Campbell Ritchie wrote:Eery application counts as intellectual property, which belongs to its creator. In the case of something made at work that you are paid to do, the “creator” is the employing company.
Tim Holloway wrote:Bottled water is a product. Water is not an intellectual property.
The design of the bottles would be someone's intellectual property, but the seller of the bottled water often does not make the bottles, and the manufacturer of the bottles uses the IP to produce the bottles, but does not pass any IP on to the bottle purchaser.
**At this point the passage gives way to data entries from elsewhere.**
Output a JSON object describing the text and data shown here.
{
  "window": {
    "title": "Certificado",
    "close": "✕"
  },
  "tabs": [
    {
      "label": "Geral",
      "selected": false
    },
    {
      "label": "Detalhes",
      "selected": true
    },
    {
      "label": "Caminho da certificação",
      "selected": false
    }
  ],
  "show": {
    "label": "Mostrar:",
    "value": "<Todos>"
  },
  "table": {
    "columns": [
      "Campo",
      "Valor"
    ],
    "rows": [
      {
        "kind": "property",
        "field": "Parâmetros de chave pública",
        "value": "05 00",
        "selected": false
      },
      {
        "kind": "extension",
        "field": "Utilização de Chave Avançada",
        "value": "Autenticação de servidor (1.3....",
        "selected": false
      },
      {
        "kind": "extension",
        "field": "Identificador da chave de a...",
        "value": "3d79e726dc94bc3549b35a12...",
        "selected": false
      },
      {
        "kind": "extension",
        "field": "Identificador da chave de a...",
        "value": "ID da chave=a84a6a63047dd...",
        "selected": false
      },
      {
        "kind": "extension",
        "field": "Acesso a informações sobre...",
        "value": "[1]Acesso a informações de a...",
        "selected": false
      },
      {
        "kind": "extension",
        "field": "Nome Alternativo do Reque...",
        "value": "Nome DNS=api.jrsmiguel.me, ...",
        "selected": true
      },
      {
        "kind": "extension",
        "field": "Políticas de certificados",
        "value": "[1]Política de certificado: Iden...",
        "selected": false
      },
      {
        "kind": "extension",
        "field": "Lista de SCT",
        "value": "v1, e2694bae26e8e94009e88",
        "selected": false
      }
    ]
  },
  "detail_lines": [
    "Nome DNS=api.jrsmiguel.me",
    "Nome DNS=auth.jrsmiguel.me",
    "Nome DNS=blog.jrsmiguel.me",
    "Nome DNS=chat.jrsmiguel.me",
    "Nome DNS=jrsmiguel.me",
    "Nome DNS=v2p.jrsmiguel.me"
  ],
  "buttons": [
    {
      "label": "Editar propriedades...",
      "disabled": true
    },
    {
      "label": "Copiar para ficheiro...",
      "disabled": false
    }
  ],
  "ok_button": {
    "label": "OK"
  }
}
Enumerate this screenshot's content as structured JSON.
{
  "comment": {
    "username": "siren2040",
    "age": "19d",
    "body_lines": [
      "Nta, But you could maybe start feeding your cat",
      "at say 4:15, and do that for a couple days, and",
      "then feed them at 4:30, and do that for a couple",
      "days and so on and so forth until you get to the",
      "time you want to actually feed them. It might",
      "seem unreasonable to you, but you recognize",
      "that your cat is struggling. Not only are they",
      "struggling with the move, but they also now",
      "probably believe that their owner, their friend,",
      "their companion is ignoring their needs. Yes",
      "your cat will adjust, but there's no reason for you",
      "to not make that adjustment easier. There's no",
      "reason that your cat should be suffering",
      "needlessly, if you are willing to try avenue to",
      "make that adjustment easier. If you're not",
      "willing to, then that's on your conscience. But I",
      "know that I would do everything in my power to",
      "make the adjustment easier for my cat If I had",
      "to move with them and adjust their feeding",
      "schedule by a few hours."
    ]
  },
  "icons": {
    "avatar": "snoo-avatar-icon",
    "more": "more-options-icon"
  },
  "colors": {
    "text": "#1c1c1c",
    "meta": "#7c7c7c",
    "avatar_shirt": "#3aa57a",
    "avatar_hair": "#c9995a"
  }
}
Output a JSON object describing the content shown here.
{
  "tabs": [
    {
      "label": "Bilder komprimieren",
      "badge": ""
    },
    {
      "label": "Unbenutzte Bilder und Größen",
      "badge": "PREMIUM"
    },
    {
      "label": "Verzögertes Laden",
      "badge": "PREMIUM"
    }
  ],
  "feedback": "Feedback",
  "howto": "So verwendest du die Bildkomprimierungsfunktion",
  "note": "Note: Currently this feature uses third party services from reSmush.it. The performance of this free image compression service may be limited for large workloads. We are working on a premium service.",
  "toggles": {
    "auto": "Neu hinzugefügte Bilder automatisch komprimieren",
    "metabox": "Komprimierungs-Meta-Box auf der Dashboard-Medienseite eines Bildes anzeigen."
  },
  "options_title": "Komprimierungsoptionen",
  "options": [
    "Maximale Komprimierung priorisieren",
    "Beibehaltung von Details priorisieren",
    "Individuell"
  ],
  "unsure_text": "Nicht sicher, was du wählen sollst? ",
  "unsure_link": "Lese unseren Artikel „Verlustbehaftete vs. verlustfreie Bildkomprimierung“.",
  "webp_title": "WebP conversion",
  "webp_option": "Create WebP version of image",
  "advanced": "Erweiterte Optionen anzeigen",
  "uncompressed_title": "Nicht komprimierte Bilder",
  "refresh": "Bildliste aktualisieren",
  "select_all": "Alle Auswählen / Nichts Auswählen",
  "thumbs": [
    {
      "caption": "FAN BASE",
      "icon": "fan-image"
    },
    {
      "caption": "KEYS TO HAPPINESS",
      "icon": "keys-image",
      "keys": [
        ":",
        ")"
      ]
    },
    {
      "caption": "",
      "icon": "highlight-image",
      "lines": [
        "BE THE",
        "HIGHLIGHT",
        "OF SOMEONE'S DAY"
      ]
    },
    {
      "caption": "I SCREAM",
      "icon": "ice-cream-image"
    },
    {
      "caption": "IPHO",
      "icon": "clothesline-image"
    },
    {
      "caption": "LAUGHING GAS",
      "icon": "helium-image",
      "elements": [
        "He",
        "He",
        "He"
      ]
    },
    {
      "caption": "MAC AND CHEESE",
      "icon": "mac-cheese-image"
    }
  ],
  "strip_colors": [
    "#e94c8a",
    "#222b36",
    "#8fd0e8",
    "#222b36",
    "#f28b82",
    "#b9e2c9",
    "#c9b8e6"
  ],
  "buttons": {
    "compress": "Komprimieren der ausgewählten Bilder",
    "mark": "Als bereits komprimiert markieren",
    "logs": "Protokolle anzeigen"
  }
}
Yes, you can go and find water, which already exists and put it into bottles. The concept of a bottle is old enough that it doesn't count as copyrightable nor patentable, but if somebody invents a novel bottle top that might be patentable. That means the designer can demand payment for each top of that design made.
Tim Holloway wrote:Bottled water is a product. . . . .
Campbell Ritchie wrote:... if somebody invents a novel bottle top that might be patentable.
Tim Moores wrote:have you ascertained yet whether that is intellectual property in this case? .